Along with being one of the most influential icons in pop culture history, James Bond is also one of the most parodied. With Skyfall on the way and no deficit of interest in Agent 007 in sight, it seems like a safe bet to churn out send-ups of the British super spy and his slew of adventures. But is it just enough already? Have we exhausted every original joke about Bond's demeanor, his sexual escapades, his assortment of gadgets? Apparently, Paramount has faith that there is still room for more humor on the subject: the studio is developing a James Bond spoof, created by actor/writer Sacha Baron Cohen and writer/producer Phil Johnston.
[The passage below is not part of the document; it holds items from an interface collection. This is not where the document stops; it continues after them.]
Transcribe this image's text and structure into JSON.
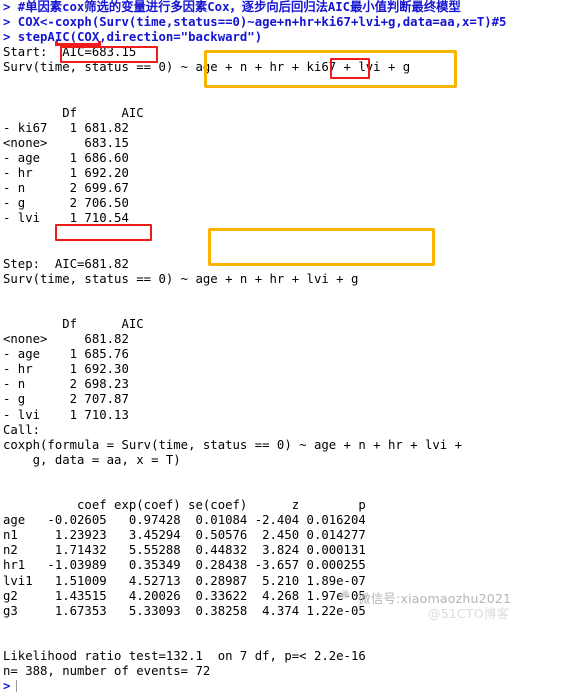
{
  "console": {
    "lines": [
      {
        "id": "l1",
        "type": "command",
        "text": "> #单因素cox筛选的变量进行多因素Cox，逐步向后回归法AIC最小值判断最终模型"
      },
      {
        "id": "l2",
        "type": "command",
        "text": "> COX<-coxph(Surv(time,status==0)~age+n+hr+ki67+lvi+g,data=aa,x=T)#5"
      },
      {
        "id": "l3",
        "type": "command",
        "text": "> stepAIC(COX,direction=\"backward\")"
      },
      {
        "id": "l4",
        "type": "output",
        "text": "Start:  AIC=683.15"
      },
      {
        "id": "l5",
        "type": "output",
        "text": "Surv(time, status == 0) ~ age + n + hr + ki67 + lvi + g"
      },
      {
        "id": "l6",
        "type": "blank",
        "text": ""
      },
      {
        "id": "l7",
        "type": "blank",
        "text": ""
      },
      {
        "id": "l8",
        "type": "output",
        "text": "        Df      AIC"
      },
      {
        "id": "l9",
        "type": "output",
        "text": "- ki67   1 681.82"
      },
      {
        "id": "l10",
        "type": "output",
        "text": "<none>     683.15"
      },
      {
        "id": "l11",
        "type": "output",
        "text": "- age    1 686.60"
      },
      {
        "id": "l12",
        "type": "output",
        "text": "- hr     1 692.20"
      },
      {
        "id": "l13",
        "type": "output",
        "text": "- n      2 699.67"
      },
      {
        "id": "l14",
        "type": "output",
        "text": "- g      2 706.50"
      },
      {
        "id": "l15",
        "type": "output",
        "text": "- lvi    1 710.54"
      },
      {
        "id": "l16",
        "type": "blank",
        "text": ""
      },
      {
        "id": "l17",
        "type": "blank",
        "text": ""
      },
      {
        "id": "l18",
        "type": "output",
        "text": "Step:  AIC=681.82"
      },
      {
        "id": "l19",
        "type": "output",
        "text": "Surv(time, status == 0) ~ age + n + hr + lvi + g"
      },
      {
        "id": "l20",
        "type": "blank",
        "text": ""
      },
      {
        "id": "l21",
        "type": "blank",
        "text": ""
      },
      {
        "id": "l22",
        "type": "output",
        "text": "        Df      AIC"
      },
      {
        "id": "l23",
        "type": "output",
        "text": "<none>     681.82"
      },
      {
        "id": "l24",
        "type": "output",
        "text": "- age    1 685.76"
      },
      {
        "id": "l25",
        "type": "output",
        "text": "- hr     1 692.30"
      },
      {
        "id": "l26",
        "type": "output",
        "text": "- n      2 698.23"
      },
      {
        "id": "l27",
        "type": "output",
        "text": "- g      2 707.87"
      },
      {
        "id": "l28",
        "type": "output",
        "text": "- lvi    1 710.13"
      },
      {
        "id": "l29",
        "type": "output",
        "text": "Call:"
      },
      {
        "id": "l30",
        "type": "output",
        "text": "coxph(formula = Surv(time, status == 0) ~ age + n + hr + lvi +"
      },
      {
        "id": "l31",
        "type": "output",
        "text": "    g, data = aa, x = T)"
      },
      {
        "id": "l32",
        "type": "blank",
        "text": ""
      },
      {
        "id": "l33",
        "type": "blank",
        "text": ""
      },
      {
        "id": "l34",
        "type": "output",
        "text": "          coef exp(coef) se(coef)      z        p"
      },
      {
        "id": "l35",
        "type": "output",
        "text": "age   -0.02605   0.97428  0.01084 -2.404 0.016204"
      },
      {
        "id": "l36",
        "type": "output",
        "text": "n1     1.23923   3.45294  0.50576  2.450 0.014277"
      },
      {
        "id": "l37",
        "type": "output",
        "text": "n2     1.71432   5.55288  0.44832  3.824 0.000131"
      },
      {
        "id": "l38",
        "type": "output",
        "text": "hr1   -1.03989   0.35349  0.28438 -3.657 0.000255"
      },
      {
        "id": "l39",
        "type": "output",
        "text": "lvi1   1.51009   4.52713  0.28987  5.210 1.89e-07"
      },
      {
        "id": "l40",
        "type": "output",
        "text": "g2     1.43515   4.20026  0.33622  4.268 1.97e-05"
      },
      {
        "id": "l41",
        "type": "output",
        "text": "g3     1.67353   5.33093  0.38258  4.374 1.22e-05"
      },
      {
        "id": "l42",
        "type": "blank",
        "text": ""
      },
      {
        "id": "l43",
        "type": "blank",
        "text": ""
      },
      {
        "id": "l44",
        "type": "output",
        "text": "Likelihood ratio test=132.1  on 7 df, p=< 2.2e-16"
      },
      {
        "id": "l45",
        "type": "output",
        "text": "n= 388, number of events= 72"
      },
      {
        "id": "l46",
        "type": "prompt",
        "text": ">"
      }
    ]
  },
  "annotations": {
    "start_aic_box": {
      "label": "AIC=683.15",
      "color": "#f01b1b"
    },
    "step_aic_box": {
      "label": "AIC=681.82",
      "color": "#f01b1b"
    },
    "ki67_box": {
      "label": "ki67",
      "color": "#f01b1b"
    },
    "start_formula_box": {
      "label": "age + n + hr + ki67 + lvi + g",
      "color": "#f9b400"
    },
    "step_formula_box": {
      "label": "age + n + hr + lvi + g",
      "color": "#f9b400"
    },
    "stepaic_underline": {
      "label": "stepAIC(COX",
      "color": "#f01b1b"
    }
  },
  "watermark": {
    "logo": "✺",
    "wechat": "微信号:xiaomaozhu2021",
    "site": "@51CTO博客"
  },
  "colors": {
    "command_text": "#1414d2",
    "output_text": "#000000",
    "highlight_red": "#f01b1b",
    "highlight_yellow": "#f9b400",
    "background": "#ffffff"
  }
}
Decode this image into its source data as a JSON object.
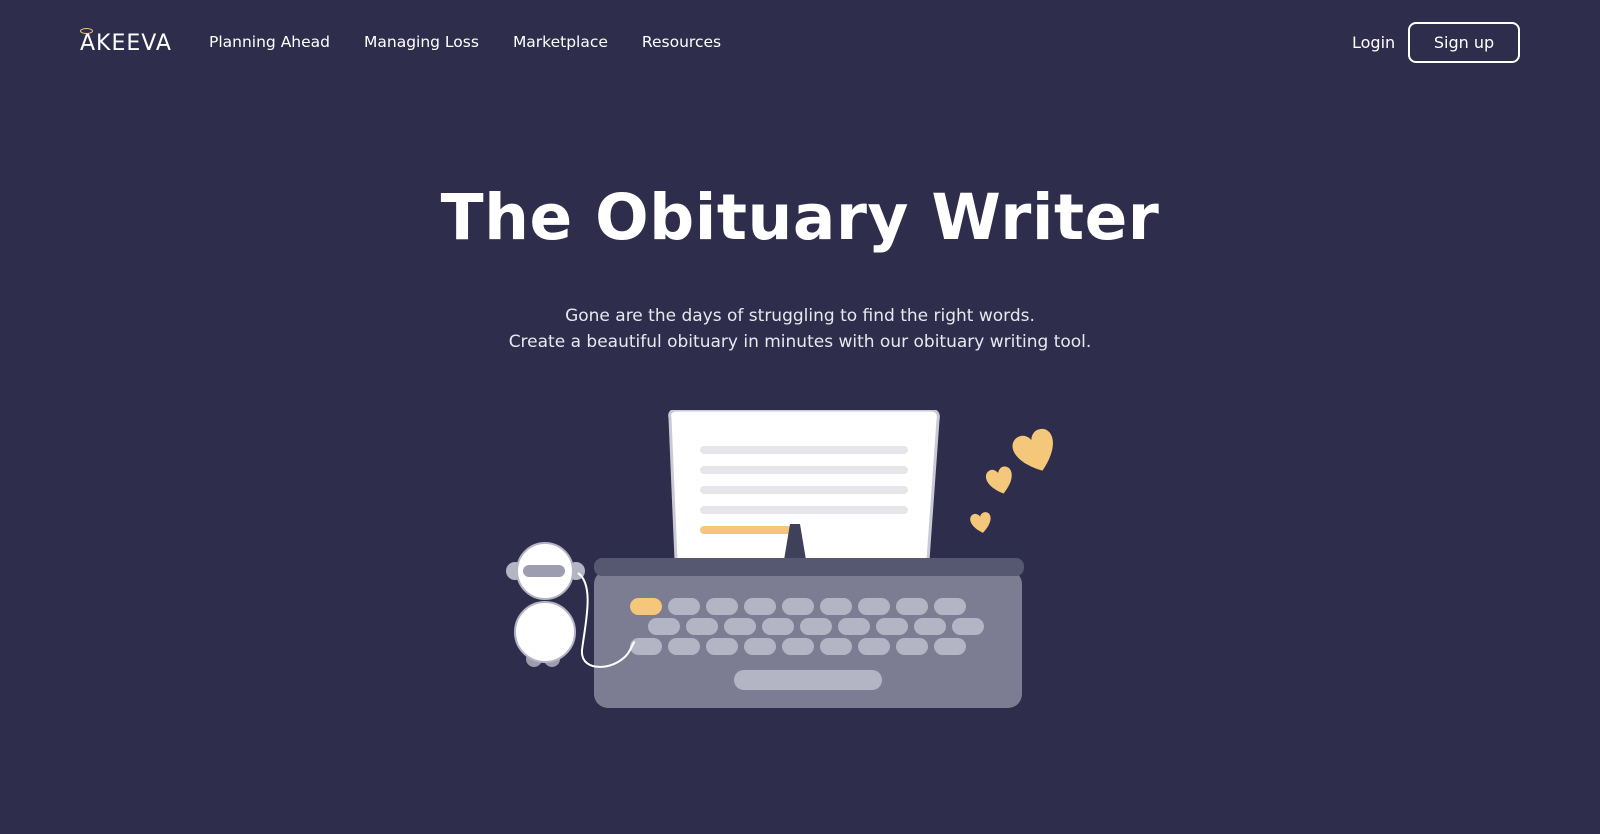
{
  "brand": {
    "logo_text": "AKEEVA"
  },
  "nav": {
    "links": [
      {
        "label": "Planning Ahead"
      },
      {
        "label": "Managing Loss"
      },
      {
        "label": "Marketplace"
      },
      {
        "label": "Resources"
      }
    ],
    "login_label": "Login",
    "signup_label": "Sign up"
  },
  "hero": {
    "title": "The Obituary Writer",
    "subtitle_line1": "Gone are the days of struggling to find the right words.",
    "subtitle_line2": "Create a beautiful obituary in minutes with our obituary writing tool."
  },
  "colors": {
    "background": "#2e2e4c",
    "accent": "#f5c77a",
    "typewriter_body": "#7c7d93",
    "key": "#b4b5c4",
    "paper": "#ffffff"
  }
}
The Hollywood Reporter reveals the project, along with the studio's illustration of its premise: the hero will be a Bond-esque secret agent who "is forced to go on the run with his long-lost brother, a moronic soccer hooligan." No word yet on whether or not Cohen will play a part in the film, although the multihyphenate has yet to write a feature film in which he has not starred (it is worth noting that he did act as producer on Dinner for Schmucks, in which he did not appear).
Again, concerns go to the originality of the project. The territory of "secret agent parody" is well traversed. The most prominent name in this community is almost definitely Austin Powers, although his peers are plentiful. There's Johnny English, Spy Hard, the Flint movies, Dean Martin's Matt Helm series, Agent Cody Banks, the OSS 117 French comedies starring Jean Dujardin, and, of course, The Tuxedo. With all these and more already created, what will separate Cohen's spoof? What new things does the filmmaker have to say about James Bond?
For one thing, Cohen isn't so much a purveyor of genre-directed parody as he is one of reality-directed satire. His famous films Borat, Bruno, and this year's The Dictator, all take on sociopolitical issues like racism, international relationships, homophobia, America's obsession with fame, tyranny, and others. What he'll do with the fluffier, fantastical spy genre is mysterious. He'll likely stray away from jokes about over-complicated gadgets, and perhaps take a deeper look at the cultural implications of secret agencies, oppressive governments, and such. In said case, Cohen might deliver a more original Bond parody than we've seen any time recently, focusing not on the obvious jokes but on ones that nobody has really made: what would a James Bond mean in the real world?
Johnston's credits include the screenplays for Cedar Rapids and the upcoming Wreck-It Ralph.
[Photo Credit: David Edwards/Daily Celeb]